Archaeologists Uncover Spectacular Relief in 3,000-Year-Old Peruvian Temple
Researchers have discovered an enormous relief at the remains of a temple in northern Peru which depicts a man and bird of prey and dates back to about 1,000 BC. The finding suggests that the remains are a rare example of a temple with a huge frieze possibly surrounding the entire structure.
The 3 metre high by 2 metre wide relief shows a man that is depicted as a superhuman with feet made of monster faces and shin bones visible through the flesh. There is also an eagle-like bird of prey which was considered sacred in the ancient Andes.
The relic was unearthed by Koichiro Shibata, an associate professor who specializes in Andean archaeology, during an excavation conducted at the Huaca Partida ruins, which are located about 400 kilometres northwest of Lima. The site contains the remains of a palace and temple with chambers and three layers of bases.
The largest known relief dating from the ancient Andean civilization, which measured 3 metres high by 4 metres wide and featured a jaguar, was found at the same ruins in 2005. The reliefs found by Shibata relate to the east and south walls of a chamber on the top place. The latest discovery suggests that the north and west walls are also covered in a relief and further work will be undertaken to try to establish this.

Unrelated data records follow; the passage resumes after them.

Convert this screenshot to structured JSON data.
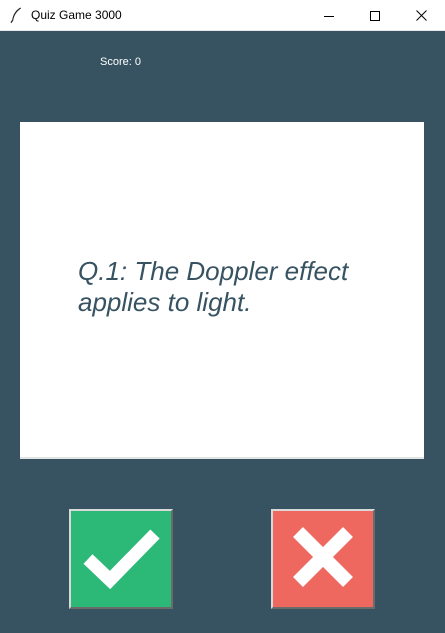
{
  "window": {
    "title": "Quiz Game 3000",
    "icon": "feather-icon",
    "controls": [
      "minimize-icon",
      "maximize-icon",
      "close-icon"
    ]
  },
  "score": {
    "label": "Score: 0"
  },
  "card": {
    "question": "Q.1: The Doppler effect applies to light."
  },
  "buttons": {
    "true_icon": "checkmark-icon",
    "false_icon": "cross-icon"
  },
  "colors": {
    "background": "#375362",
    "card": "#ffffff",
    "question_text": "#375362",
    "true_button": "#2cb978",
    "false_button": "#ee6860"
  }
}
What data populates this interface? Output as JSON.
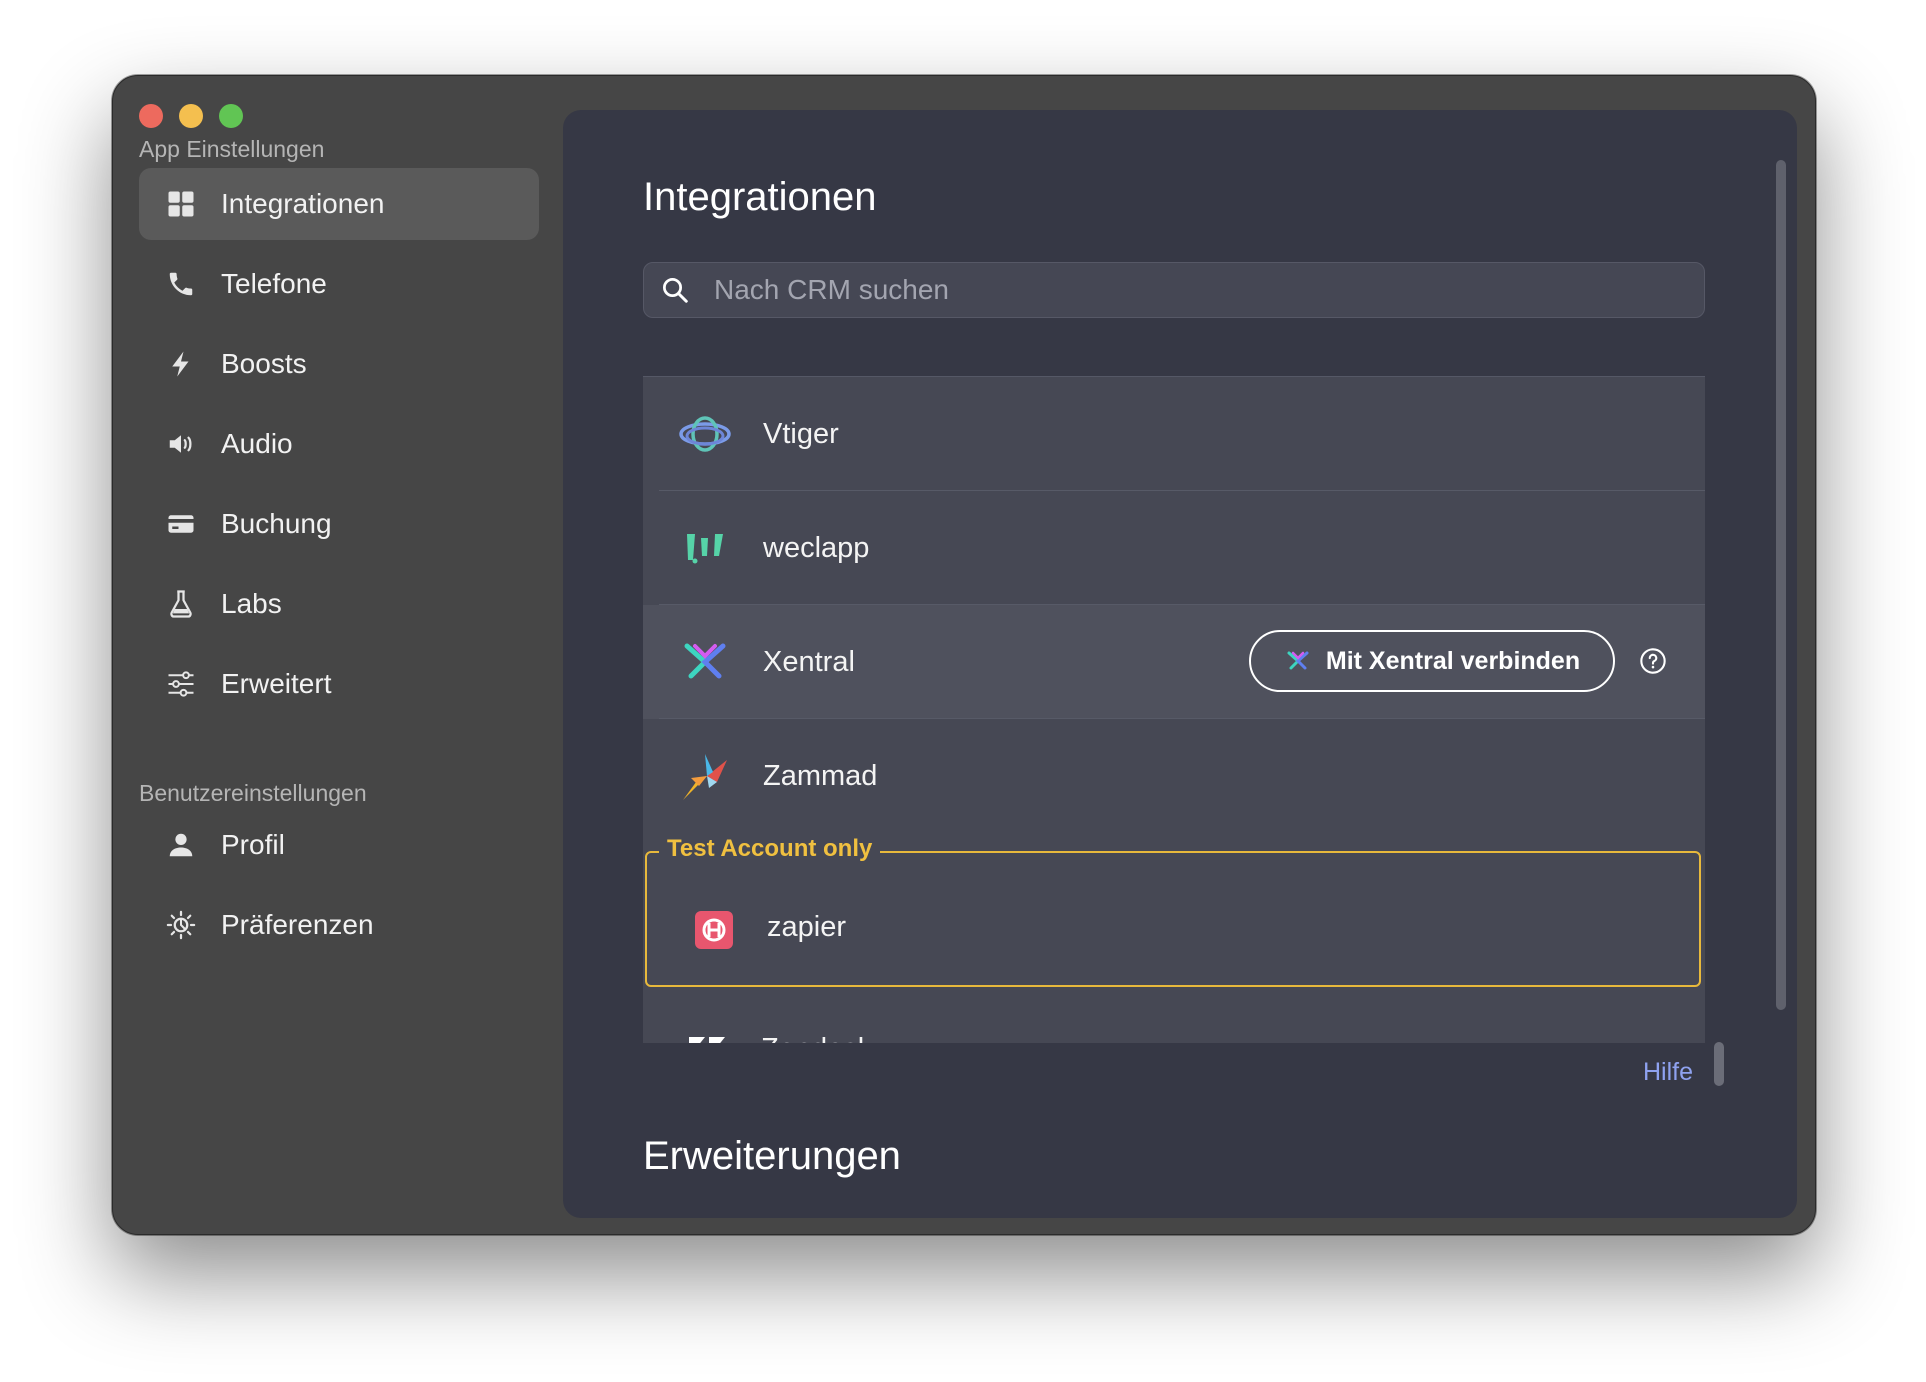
{
  "sidebar": {
    "section_app": "App Einstellungen",
    "section_user": "Benutzereinstellungen",
    "items": [
      {
        "label": "Integrationen",
        "icon": "grid-icon"
      },
      {
        "label": "Telefone",
        "icon": "phone-icon"
      },
      {
        "label": "Boosts",
        "icon": "bolt-icon"
      },
      {
        "label": "Audio",
        "icon": "speaker-icon"
      },
      {
        "label": "Buchung",
        "icon": "card-icon"
      },
      {
        "label": "Labs",
        "icon": "flask-icon"
      },
      {
        "label": "Erweitert",
        "icon": "sliders-icon"
      }
    ],
    "user_items": [
      {
        "label": "Profil",
        "icon": "person-icon"
      },
      {
        "label": "Präferenzen",
        "icon": "sun-gear-icon"
      }
    ],
    "active": "Integrationen"
  },
  "main": {
    "title": "Integrationen",
    "search_placeholder": "Nach CRM suchen",
    "integrations": [
      {
        "name": "Vtiger",
        "icon": "vtiger-logo-icon"
      },
      {
        "name": "weclapp",
        "icon": "weclapp-logo-icon"
      },
      {
        "name": "Xentral",
        "icon": "xentral-logo-icon",
        "connect_label": "Mit Xentral verbinden"
      },
      {
        "name": "Zammad",
        "icon": "zammad-logo-icon"
      }
    ],
    "test_section": {
      "legend": "Test Account only",
      "item": {
        "name": "zapier",
        "icon": "zapier-logo-icon"
      }
    },
    "partial_item": {
      "name": "Zendesk",
      "icon": "zendesk-logo-icon"
    },
    "help_label": "Hilfe",
    "extensions_title": "Erweiterungen"
  },
  "colors": {
    "sidebar_bg": "#464646",
    "main_bg": "#363845",
    "accent_link": "#8fa2f0",
    "test_border": "#e8b93c"
  }
}
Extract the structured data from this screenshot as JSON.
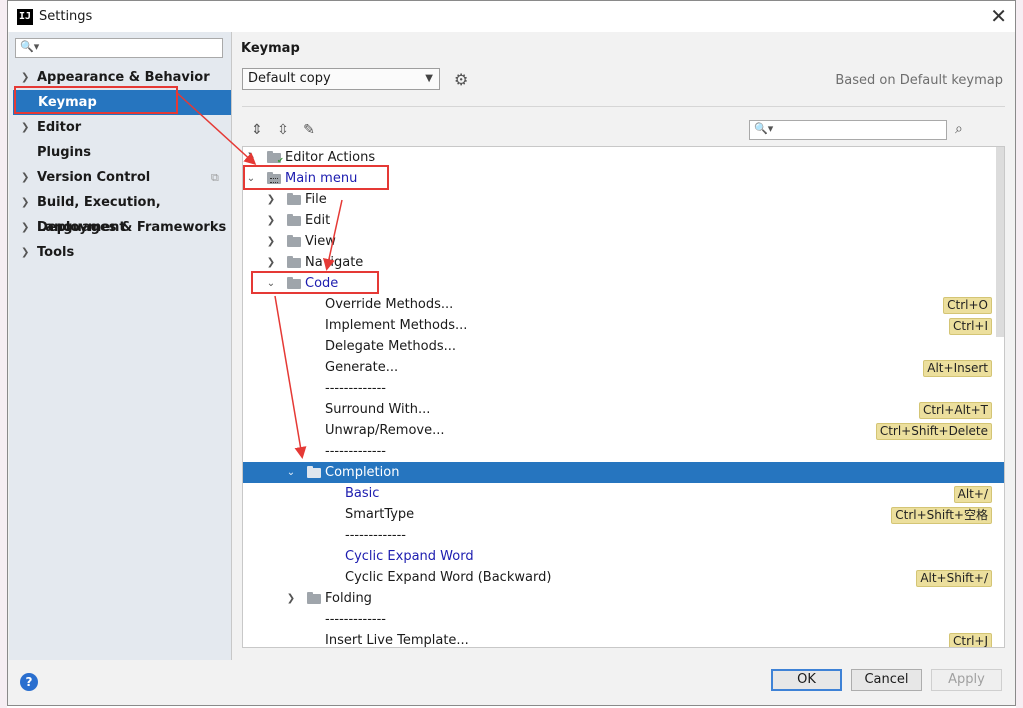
{
  "window": {
    "title": "Settings",
    "app_icon": "IJ"
  },
  "sidebar": {
    "search_placeholder": "",
    "items": [
      {
        "label": "Appearance & Behavior",
        "expandable": true
      },
      {
        "label": "Keymap",
        "expandable": false,
        "selected": true
      },
      {
        "label": "Editor",
        "expandable": true
      },
      {
        "label": "Plugins",
        "expandable": false
      },
      {
        "label": "Version Control",
        "expandable": true
      },
      {
        "label": "Build, Execution, Deployment",
        "expandable": true
      },
      {
        "label": "Languages & Frameworks",
        "expandable": true
      },
      {
        "label": "Tools",
        "expandable": true
      }
    ]
  },
  "main": {
    "title": "Keymap",
    "keymap_selected": "Default copy",
    "based_on": "Based on Default keymap",
    "search_placeholder": ""
  },
  "tree": [
    {
      "label": "Editor Actions",
      "shortcut": ""
    },
    {
      "label": "Main menu",
      "shortcut": ""
    },
    {
      "label": "File",
      "shortcut": ""
    },
    {
      "label": "Edit",
      "shortcut": ""
    },
    {
      "label": "View",
      "shortcut": ""
    },
    {
      "label": "Navigate",
      "shortcut": ""
    },
    {
      "label": "Code",
      "shortcut": ""
    },
    {
      "label": "Override Methods...",
      "shortcut": "Ctrl+O"
    },
    {
      "label": "Implement Methods...",
      "shortcut": "Ctrl+I"
    },
    {
      "label": "Delegate Methods...",
      "shortcut": ""
    },
    {
      "label": "Generate...",
      "shortcut": "Alt+Insert"
    },
    {
      "label": "-------------",
      "shortcut": ""
    },
    {
      "label": "Surround With...",
      "shortcut": "Ctrl+Alt+T"
    },
    {
      "label": "Unwrap/Remove...",
      "shortcut": "Ctrl+Shift+Delete"
    },
    {
      "label": "-------------",
      "shortcut": ""
    },
    {
      "label": "Completion",
      "shortcut": ""
    },
    {
      "label": "Basic",
      "shortcut": "Alt+/"
    },
    {
      "label": "SmartType",
      "shortcut": "Ctrl+Shift+空格"
    },
    {
      "label": "-------------",
      "shortcut": ""
    },
    {
      "label": "Cyclic Expand Word",
      "shortcut": ""
    },
    {
      "label": "Cyclic Expand Word (Backward)",
      "shortcut": "Alt+Shift+/"
    },
    {
      "label": "Folding",
      "shortcut": ""
    },
    {
      "label": "-------------",
      "shortcut": ""
    },
    {
      "label": "Insert Live Template...",
      "shortcut": "Ctrl+J"
    }
  ],
  "footer": {
    "ok": "OK",
    "cancel": "Cancel",
    "apply": "Apply",
    "help": "?"
  },
  "colors": {
    "selection": "#2675bf",
    "shortcut_bg": "#ecdf9d",
    "annotation": "#e53935",
    "link_blue": "#1c1caf"
  }
}
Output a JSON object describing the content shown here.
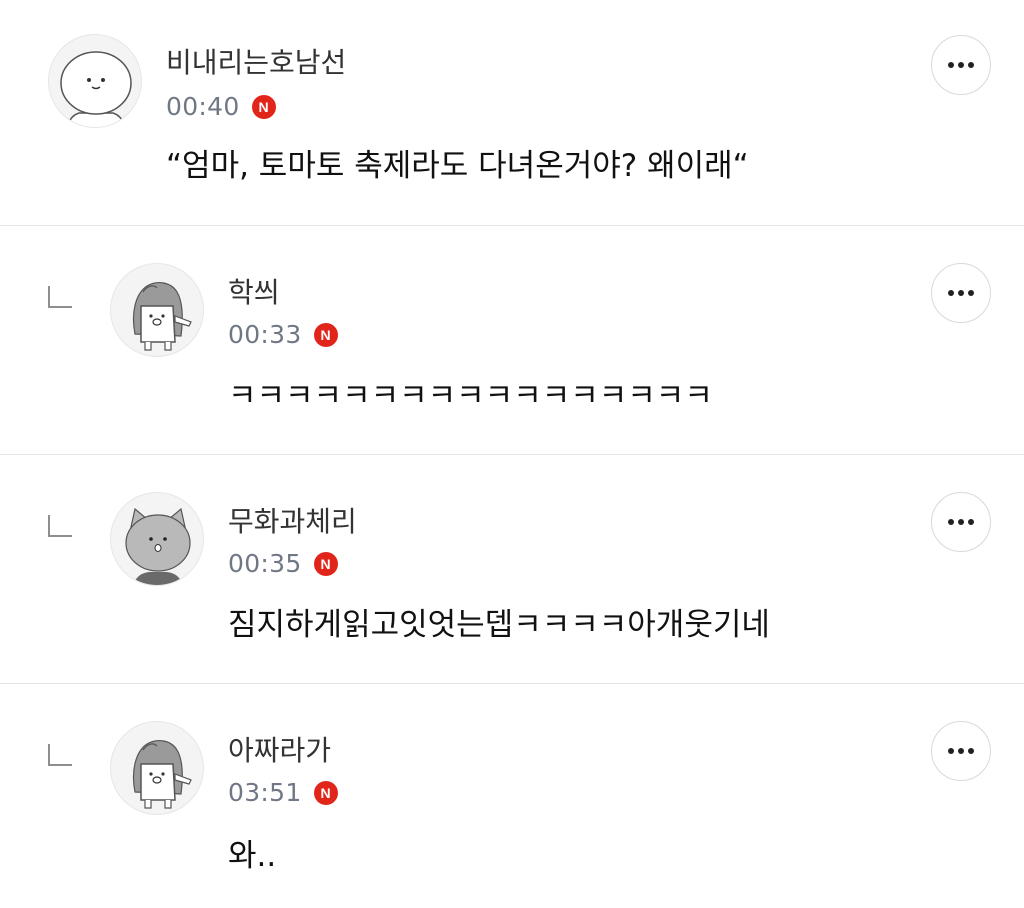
{
  "comments": [
    {
      "nickname": "비내리는호남선",
      "time": "00:40",
      "badge": "N",
      "text": "“엄마, 토마토 축제라도 다녀온거야? 왜이래“",
      "avatar_icon": "white-round-character-icon",
      "is_reply": false
    },
    {
      "nickname": "학씌",
      "time": "00:33",
      "badge": "N",
      "text": "ㅋㅋㅋㅋㅋㅋㅋㅋㅋㅋㅋㅋㅋㅋㅋㅋㅋ",
      "avatar_icon": "hooded-character-icon",
      "is_reply": true
    },
    {
      "nickname": "무화과체리",
      "time": "00:35",
      "badge": "N",
      "text": "짐지하게읽고잇엇는뎁ㅋㅋㅋㅋ아개웃기네",
      "avatar_icon": "gray-cat-character-icon",
      "is_reply": true
    },
    {
      "nickname": "아짜라가",
      "time": "03:51",
      "badge": "N",
      "text": "와..",
      "avatar_icon": "hooded-character-icon",
      "is_reply": true
    }
  ],
  "colors": {
    "badge": "#e1251b",
    "time": "#707885",
    "divider": "#e4e4e4"
  },
  "icons": {
    "more": "more-horizontal-icon",
    "reply": "reply-indent-icon",
    "new": "new-badge-icon"
  }
}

“There must be more than 10 reliefs that we haven’t excavated yet,” said Shibata. “The discovery of reliefs on such a scale is unprecedented. It’s a big discovery.”